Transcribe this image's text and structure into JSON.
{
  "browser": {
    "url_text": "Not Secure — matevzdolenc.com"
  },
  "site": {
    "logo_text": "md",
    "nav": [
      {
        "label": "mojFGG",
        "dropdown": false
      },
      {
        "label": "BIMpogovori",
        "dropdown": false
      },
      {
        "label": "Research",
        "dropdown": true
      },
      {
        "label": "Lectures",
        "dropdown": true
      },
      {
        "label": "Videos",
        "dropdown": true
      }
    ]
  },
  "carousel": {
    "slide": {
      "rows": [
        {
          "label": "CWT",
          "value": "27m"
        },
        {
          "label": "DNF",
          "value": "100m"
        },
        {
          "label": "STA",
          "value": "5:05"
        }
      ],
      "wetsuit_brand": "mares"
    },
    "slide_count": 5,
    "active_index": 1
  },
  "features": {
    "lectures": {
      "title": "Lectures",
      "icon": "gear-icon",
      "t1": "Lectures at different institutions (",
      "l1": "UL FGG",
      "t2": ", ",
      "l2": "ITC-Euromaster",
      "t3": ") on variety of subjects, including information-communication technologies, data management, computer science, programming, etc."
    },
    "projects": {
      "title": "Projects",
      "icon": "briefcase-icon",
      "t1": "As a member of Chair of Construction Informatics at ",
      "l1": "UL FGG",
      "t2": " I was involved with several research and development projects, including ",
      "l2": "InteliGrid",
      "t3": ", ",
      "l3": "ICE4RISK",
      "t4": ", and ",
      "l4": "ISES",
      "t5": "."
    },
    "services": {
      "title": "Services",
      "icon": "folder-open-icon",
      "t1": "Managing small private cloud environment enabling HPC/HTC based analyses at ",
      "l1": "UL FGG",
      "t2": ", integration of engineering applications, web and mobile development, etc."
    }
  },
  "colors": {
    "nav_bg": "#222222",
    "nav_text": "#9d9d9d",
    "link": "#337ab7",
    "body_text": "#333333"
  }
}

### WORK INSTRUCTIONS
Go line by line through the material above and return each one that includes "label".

### COMPLETED EXERCISE
        "label": "mojFGG",
        "label": "BIMpogovori",
        "label": "Research",
        "label": "Lectures",
        "label": "Videos",
          "label": "CWT",
          "label": "DNF",
          "label": "STA",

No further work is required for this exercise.